# Work instructions
Write only the number of lines in the entries below that contain the string "icon".

Entries from a dataset of interfaces:
- - - - - - -

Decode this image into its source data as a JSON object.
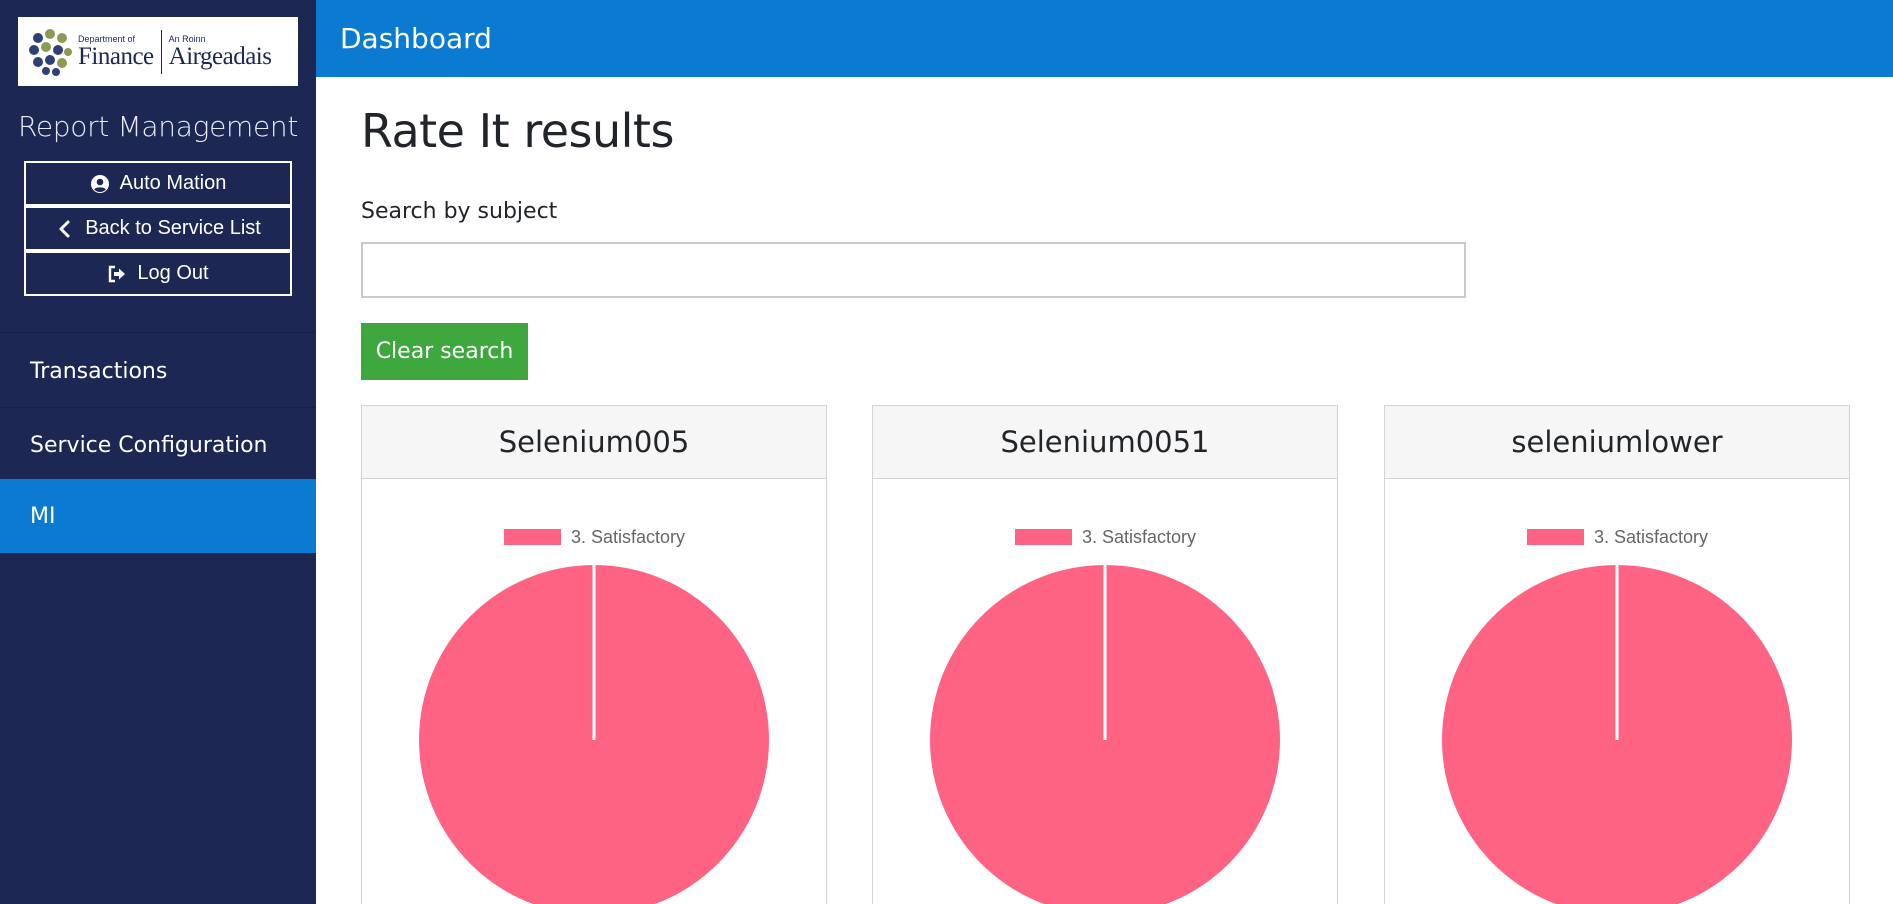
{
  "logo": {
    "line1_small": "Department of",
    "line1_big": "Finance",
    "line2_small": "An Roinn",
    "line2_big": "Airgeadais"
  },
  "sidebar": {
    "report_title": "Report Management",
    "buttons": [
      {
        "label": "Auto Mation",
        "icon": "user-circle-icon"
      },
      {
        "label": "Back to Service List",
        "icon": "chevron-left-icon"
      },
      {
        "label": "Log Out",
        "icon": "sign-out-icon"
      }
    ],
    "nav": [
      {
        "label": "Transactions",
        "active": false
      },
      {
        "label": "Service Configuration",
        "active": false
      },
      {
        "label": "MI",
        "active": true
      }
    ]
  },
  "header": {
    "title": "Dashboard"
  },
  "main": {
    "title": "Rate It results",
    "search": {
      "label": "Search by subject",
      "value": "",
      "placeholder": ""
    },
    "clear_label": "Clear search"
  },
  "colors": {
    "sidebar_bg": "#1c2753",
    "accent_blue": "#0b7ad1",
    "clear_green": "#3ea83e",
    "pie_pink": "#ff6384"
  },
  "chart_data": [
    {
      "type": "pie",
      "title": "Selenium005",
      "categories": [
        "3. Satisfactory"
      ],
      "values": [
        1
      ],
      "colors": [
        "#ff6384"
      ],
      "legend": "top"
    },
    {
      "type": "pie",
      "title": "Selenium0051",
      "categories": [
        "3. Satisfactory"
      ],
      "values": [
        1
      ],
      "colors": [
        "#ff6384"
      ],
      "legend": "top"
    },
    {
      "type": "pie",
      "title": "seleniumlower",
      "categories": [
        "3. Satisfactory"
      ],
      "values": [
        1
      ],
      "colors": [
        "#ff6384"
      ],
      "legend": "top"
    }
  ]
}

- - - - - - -

# Your response
3